The film also tells of her relationship with Jeremiah Newton, a friend younger than Candy with no noticeable means of support but who appeared to be more grounded than she was and who seems to have devoted his life since her death to keeping her flame alive. The film follows his arranging for Candy's ashes to finally be interred in a quiet cemetery - along with his mother's ashes and with a space for him too. It sounds vaguely creepy but he appears to be a kind soul and his devotion to his friend is touching. Again, one wonders what the years have allowed to be forgotten.After Candy's death Jeremiah went to see her mother who gave him permission to take away the old diaries and possessions she had saved. With promises that he could come and collect the rest, Jeremiah left with what he could carry. A few weeks later he contacted Candy's mother about another visit - to find she had burnt everything. She had been worried about her homophobic new husband finding out about her Jimmy. It never ends....

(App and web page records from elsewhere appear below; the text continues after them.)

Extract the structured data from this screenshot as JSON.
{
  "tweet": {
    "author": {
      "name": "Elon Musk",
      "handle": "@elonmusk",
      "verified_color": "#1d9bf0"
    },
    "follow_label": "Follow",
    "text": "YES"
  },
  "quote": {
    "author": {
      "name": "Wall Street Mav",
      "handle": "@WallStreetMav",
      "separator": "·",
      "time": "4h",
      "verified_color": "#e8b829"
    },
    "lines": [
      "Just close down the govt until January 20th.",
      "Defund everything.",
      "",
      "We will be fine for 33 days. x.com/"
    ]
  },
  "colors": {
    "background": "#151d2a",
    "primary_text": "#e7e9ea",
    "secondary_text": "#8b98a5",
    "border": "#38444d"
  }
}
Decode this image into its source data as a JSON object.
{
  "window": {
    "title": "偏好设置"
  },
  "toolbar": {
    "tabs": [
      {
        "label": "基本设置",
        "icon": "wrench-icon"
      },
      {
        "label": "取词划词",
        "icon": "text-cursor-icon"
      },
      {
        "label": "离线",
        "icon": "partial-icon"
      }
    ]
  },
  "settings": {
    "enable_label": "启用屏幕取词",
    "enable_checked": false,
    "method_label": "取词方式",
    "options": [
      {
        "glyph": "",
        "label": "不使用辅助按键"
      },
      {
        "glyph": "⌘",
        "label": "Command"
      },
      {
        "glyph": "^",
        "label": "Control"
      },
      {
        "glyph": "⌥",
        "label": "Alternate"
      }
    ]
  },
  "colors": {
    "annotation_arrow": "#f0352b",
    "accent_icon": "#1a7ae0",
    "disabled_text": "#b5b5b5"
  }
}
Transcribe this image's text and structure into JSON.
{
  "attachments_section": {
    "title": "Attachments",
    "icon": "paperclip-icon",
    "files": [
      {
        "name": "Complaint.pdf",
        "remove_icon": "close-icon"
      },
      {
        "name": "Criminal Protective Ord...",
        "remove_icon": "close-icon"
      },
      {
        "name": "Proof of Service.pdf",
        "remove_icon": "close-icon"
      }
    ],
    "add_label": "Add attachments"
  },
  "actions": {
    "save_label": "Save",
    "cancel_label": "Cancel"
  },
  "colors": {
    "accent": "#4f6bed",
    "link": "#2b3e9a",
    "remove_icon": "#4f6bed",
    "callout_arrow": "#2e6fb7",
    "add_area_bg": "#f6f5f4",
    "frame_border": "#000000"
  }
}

Luckily Jeremiah had these diaries as they provide the real voice of Candy among the conflicting views of her. Read by Chloe Sevigny, the excerpts provide a surprisingly perceptive voice to the endless photographs - and make you realise how self-aware Candy was and how even during the manic, busy years when she was a New York face, she was aware of the strange dichotomies that the glamour was hiding.Who knows what the world lost when Candy succumbed to Lymphoma all those years ago? What we do know was lost was the inspiration for a few Lou Reed songs, a fascinating persona that was the inspiration for some great photographs taken by the likes of Beaton, Mapplethorpe and Scavullo and an actress who, according to Julie Newmar - WOW! - had the possibility of being nurtured into being a fine performer given the right director and project - Candy had after all appeared in the 1972 debut production of Tennessee Williams' SMALL CRAFT WARNINGS in New York. Indeed this was only one of several off-Broadway productions she appeared in, such as starring in a Jackie Curtis play in 1968 supported by a 25 year-old Robert de Niro!Oddly not addressed in the film is the conjecture that Candy's illness was exacerbated by the dodgy hormones she had taken for years. There is a passing reference to what she used to take but it is lost in the mix.
Towards the end of the film, the rostrum camera pans up some photos of the teenage Jimmy Slattery taken in a photo booth and in the top one he has drawn a full flip hairdo over his own hair... it's undeniably poignant especially coming so soon after the famous photographs of Candy dying in hospital - playing the role till the end.
If the film gets any sort of distribution I would urge you to see this fascinating and thought-provoking elegy to friendship and the courage and tenacity it takes to be your own special creation.